== Task details ==
Keep every word of the listing and drop the images when you write it out.

(Data to process)

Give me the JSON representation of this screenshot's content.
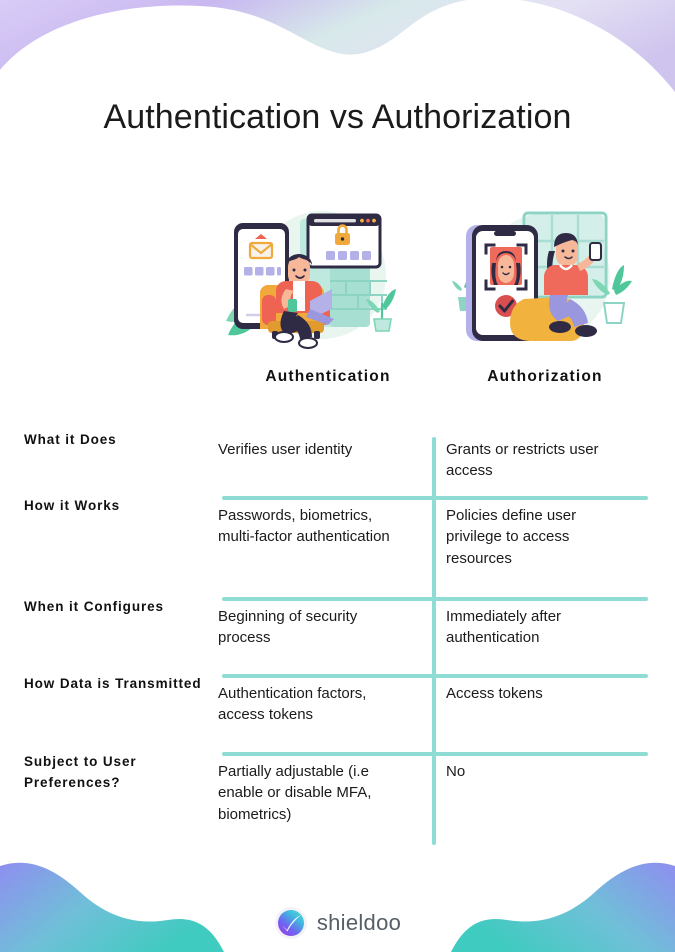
{
  "page": {
    "title": "Authentication vs Authorization",
    "accent_line_color": "#8fdcd5",
    "top_deco_color": "#c9b8f0",
    "bottom_deco_colors": [
      "#8f8ef0",
      "#3fcbbf"
    ]
  },
  "columns": [
    {
      "id": "authentication",
      "label": "Authentication",
      "illustration": "person-in-armchair-with-phone-and-laptop-login-illustration"
    },
    {
      "id": "authorization",
      "label": "Authorization",
      "illustration": "woman-on-beanbag-face-id-verification-illustration"
    }
  ],
  "rows": [
    {
      "label": "What it Does",
      "authentication": "Verifies user identity",
      "authorization": "Grants or restricts user access"
    },
    {
      "label": "How it Works",
      "authentication": "Passwords, biometrics, multi-factor authentication",
      "authorization": "Policies define user privilege to access resources"
    },
    {
      "label": "When it Configures",
      "authentication": "Beginning of security process",
      "authorization": "Immediately after authentication"
    },
    {
      "label": "How Data is Transmitted",
      "authentication": "Authentication factors, access tokens",
      "authorization": "Access tokens"
    },
    {
      "label": "Subject to User Preferences?",
      "authentication": "Partially adjustable (i.e enable or disable MFA, biometrics)",
      "authorization": "No"
    }
  ],
  "footer": {
    "brand": "shieldoo",
    "logo_icon": "shieldoo-gradient-sphere-logo"
  }
}
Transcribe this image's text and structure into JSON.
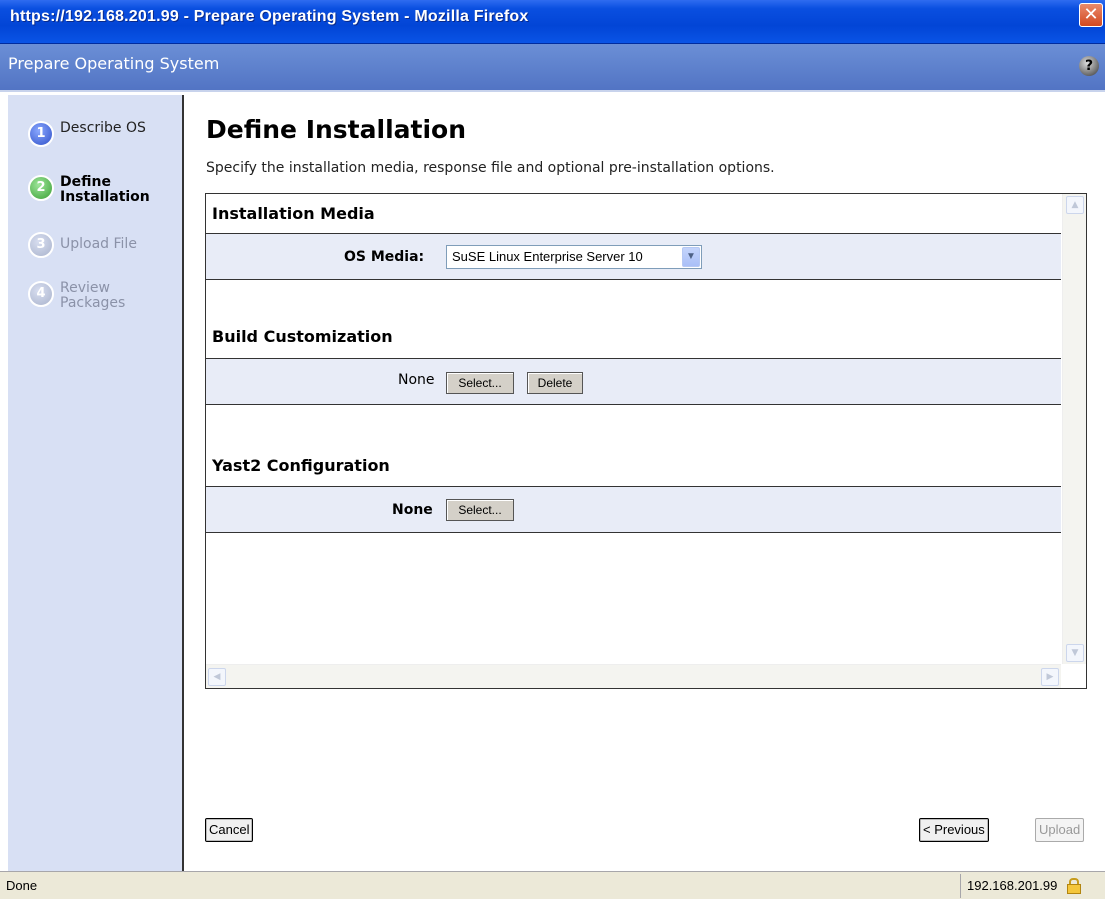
{
  "window": {
    "title": "https://192.168.201.99 - Prepare Operating System - Mozilla Firefox",
    "close_glyph": "✕"
  },
  "app": {
    "title": "Prepare Operating System",
    "help_glyph": "?"
  },
  "steps": [
    {
      "num": "1",
      "label": "Describe OS",
      "state": "done"
    },
    {
      "num": "2",
      "label": "Define Installation",
      "state": "current"
    },
    {
      "num": "3",
      "label": "Upload File",
      "state": "future"
    },
    {
      "num": "4",
      "label": "Review Packages",
      "state": "future"
    }
  ],
  "main": {
    "title": "Define Installation",
    "description": "Specify the installation media, response file and optional pre-installation options."
  },
  "installation_media": {
    "heading": "Installation Media",
    "os_media_label": "OS Media:",
    "os_media_value": "SuSE Linux Enterprise Server 10"
  },
  "build_customization": {
    "heading": "Build Customization",
    "value": "None",
    "select_label": "Select...",
    "delete_label": "Delete"
  },
  "yast2": {
    "heading": "Yast2 Configuration",
    "value": "None",
    "select_label": "Select..."
  },
  "footer": {
    "cancel_label": "Cancel",
    "previous_label": "< Previous",
    "upload_label": "Upload"
  },
  "statusbar": {
    "status": "Done",
    "host": "192.168.201.99"
  }
}
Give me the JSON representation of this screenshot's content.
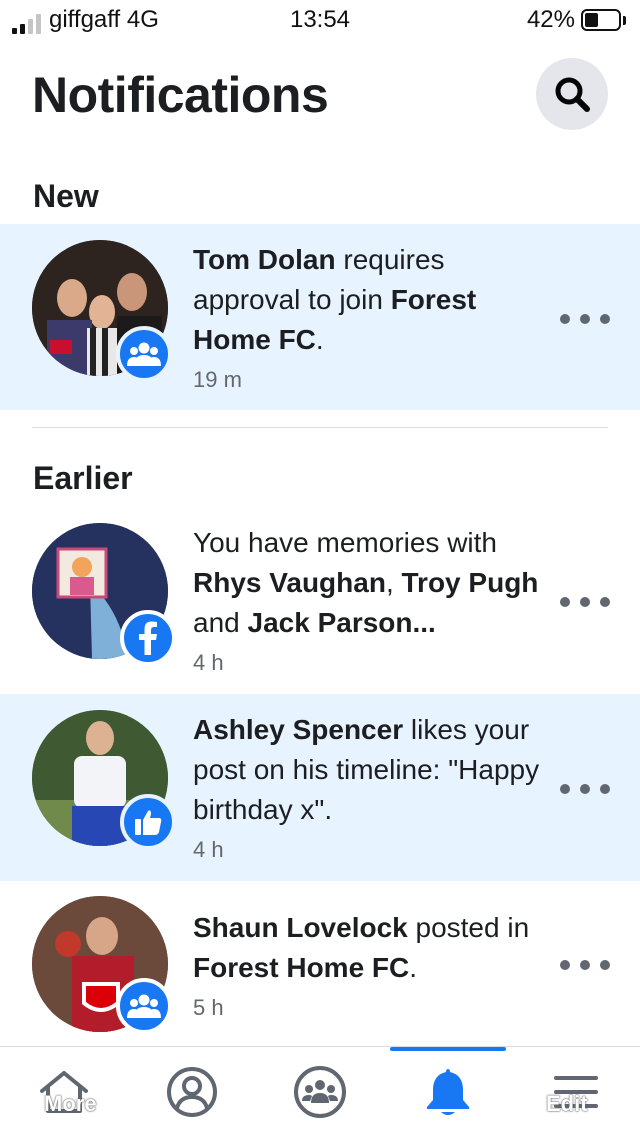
{
  "status_bar": {
    "carrier": "giffgaff 4G",
    "time": "13:54",
    "battery_percent": "42%",
    "battery_level": 0.42,
    "signal_bars_active": 2,
    "signal_bars_total": 4
  },
  "header": {
    "title": "Notifications",
    "search_icon": "search-icon"
  },
  "sections": {
    "new_label": "New",
    "earlier_label": "Earlier"
  },
  "notifications": [
    {
      "state": "unread",
      "parts": [
        {
          "text": "Tom Dolan",
          "bold": true
        },
        {
          "text": " requires approval to join ",
          "bold": false
        },
        {
          "text": "Forest Home FC",
          "bold": true
        },
        {
          "text": ".",
          "bold": false
        }
      ],
      "time": "19 m",
      "badge_icon": "group-icon"
    },
    {
      "state": "read",
      "parts": [
        {
          "text": "You have memories with ",
          "bold": false
        },
        {
          "text": "Rhys Vaughan",
          "bold": true
        },
        {
          "text": ", ",
          "bold": false
        },
        {
          "text": "Troy Pugh",
          "bold": true
        },
        {
          "text": " and ",
          "bold": false
        },
        {
          "text": "Jack Parson...",
          "bold": true
        }
      ],
      "time": "4 h",
      "badge_icon": "facebook-icon"
    },
    {
      "state": "unread",
      "parts": [
        {
          "text": "Ashley Spencer",
          "bold": true
        },
        {
          "text": " likes your post on his timeline: \"Happy birthday x\".",
          "bold": false
        }
      ],
      "time": "4 h",
      "badge_icon": "like-icon"
    },
    {
      "state": "read",
      "parts": [
        {
          "text": "Shaun Lovelock",
          "bold": true
        },
        {
          "text": " posted in ",
          "bold": false
        },
        {
          "text": "Forest Home FC",
          "bold": true
        },
        {
          "text": ".",
          "bold": false
        }
      ],
      "time": "5 h",
      "badge_icon": "group-icon"
    }
  ],
  "tab_bar": {
    "tabs": [
      {
        "name": "home-icon"
      },
      {
        "name": "profile-icon"
      },
      {
        "name": "groups-icon"
      },
      {
        "name": "notifications-bell-icon",
        "active": true
      },
      {
        "name": "menu-icon"
      }
    ],
    "overlay_left": "More",
    "overlay_right": "Edit"
  },
  "colors": {
    "accent": "#1877f2",
    "unread_bg": "#e7f3ff",
    "secondary_text": "#65676b"
  }
}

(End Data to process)

== Output for this task ==
Give me the JSON representation of this screenshot's content.
{
  "page": {
    "title": "Authentication vs Authorization",
    "accent_line_color": "#8fdcd5",
    "top_deco_color": "#c9b8f0",
    "bottom_deco_colors": [
      "#8f8ef0",
      "#3fcbbf"
    ]
  },
  "columns": [
    {
      "id": "authentication",
      "label": "Authentication",
      "illustration": "person-in-armchair-with-phone-and-laptop-login-illustration"
    },
    {
      "id": "authorization",
      "label": "Authorization",
      "illustration": "woman-on-beanbag-face-id-verification-illustration"
    }
  ],
  "rows": [
    {
      "label": "What it Does",
      "authentication": "Verifies user identity",
      "authorization": "Grants or restricts user access"
    },
    {
      "label": "How it Works",
      "authentication": "Passwords, biometrics, multi-factor authentication",
      "authorization": "Policies define user privilege to access resources"
    },
    {
      "label": "When it Configures",
      "authentication": "Beginning of security process",
      "authorization": "Immediately after authentication"
    },
    {
      "label": "How Data is Transmitted",
      "authentication": "Authentication factors, access tokens",
      "authorization": "Access tokens"
    },
    {
      "label": "Subject to User Preferences?",
      "authentication": "Partially adjustable (i.e enable or disable MFA, biometrics)",
      "authorization": "No"
    }
  ],
  "footer": {
    "brand": "shieldoo",
    "logo_icon": "shieldoo-gradient-sphere-logo"
  }
}
Transcribe this image's text and structure into JSON.
{
  "window": {
    "title": "https://192.168.201.99 - Prepare Operating System - Mozilla Firefox",
    "close_glyph": "✕"
  },
  "app": {
    "title": "Prepare Operating System",
    "help_glyph": "?"
  },
  "steps": [
    {
      "num": "1",
      "label": "Describe OS",
      "state": "done"
    },
    {
      "num": "2",
      "label": "Define Installation",
      "state": "current"
    },
    {
      "num": "3",
      "label": "Upload File",
      "state": "future"
    },
    {
      "num": "4",
      "label": "Review Packages",
      "state": "future"
    }
  ],
  "main": {
    "title": "Define Installation",
    "description": "Specify the installation media, response file and optional pre-installation options."
  },
  "installation_media": {
    "heading": "Installation Media",
    "os_media_label": "OS Media:",
    "os_media_value": "SuSE Linux Enterprise Server 10"
  },
  "build_customization": {
    "heading": "Build Customization",
    "value": "None",
    "select_label": "Select...",
    "delete_label": "Delete"
  },
  "yast2": {
    "heading": "Yast2 Configuration",
    "value": "None",
    "select_label": "Select..."
  },
  "footer": {
    "cancel_label": "Cancel",
    "previous_label": "< Previous",
    "upload_label": "Upload"
  },
  "statusbar": {
    "status": "Done",
    "host": "192.168.201.99"
  }
}
Give me the JSON representation of this screenshot's content.
{
  "status_bar": {
    "carrier": "giffgaff 4G",
    "time": "13:54",
    "battery_percent": "42%",
    "battery_level": 0.42,
    "signal_bars_active": 2,
    "signal_bars_total": 4
  },
  "header": {
    "title": "Notifications",
    "search_icon": "search-icon"
  },
  "sections": {
    "new_label": "New",
    "earlier_label": "Earlier"
  },
  "notifications": [
    {
      "state": "unread",
      "parts": [
        {
          "text": "Tom Dolan",
          "bold": true
        },
        {
          "text": " requires approval to join ",
          "bold": false
        },
        {
          "text": "Forest Home FC",
          "bold": true
        },
        {
          "text": ".",
          "bold": false
        }
      ],
      "time": "19 m",
      "badge_icon": "group-icon"
    },
    {
      "state": "read",
      "parts": [
        {
          "text": "You have memories with ",
          "bold": false
        },
        {
          "text": "Rhys Vaughan",
          "bold": true
        },
        {
          "text": ", ",
          "bold": false
        },
        {
          "text": "Troy Pugh",
          "bold": true
        },
        {
          "text": " and ",
          "bold": false
        },
        {
          "text": "Jack Parson...",
          "bold": true
        }
      ],
      "time": "4 h",
      "badge_icon": "facebook-icon"
    },
    {
      "state": "unread",
      "parts": [
        {
          "text": "Ashley Spencer",
          "bold": true
        },
        {
          "text": " likes your post on his timeline: \"Happy birthday x\".",
          "bold": false
        }
      ],
      "time": "4 h",
      "badge_icon": "like-icon"
    },
    {
      "state": "read",
      "parts": [
        {
          "text": "Shaun Lovelock",
          "bold": true
        },
        {
          "text": " posted in ",
          "bold": false
        },
        {
          "text": "Forest Home FC",
          "bold": true
        },
        {
          "text": ".",
          "bold": false
        }
      ],
      "time": "5 h",
      "badge_icon": "group-icon"
    }
  ],
  "tab_bar": {
    "tabs": [
      {
        "name": "home-icon"
      },
      {
        "name": "profile-icon"
      },
      {
        "name": "groups-icon"
      },
      {
        "name": "notifications-bell-icon",
        "active": true
      },
      {
        "name": "menu-icon"
      }
    ],
    "overlay_left": "More",
    "overlay_right": "Edit"
  },
  "colors": {
    "accent": "#1877f2",
    "unread_bg": "#e7f3ff",
    "secondary_text": "#65676b"
  }
}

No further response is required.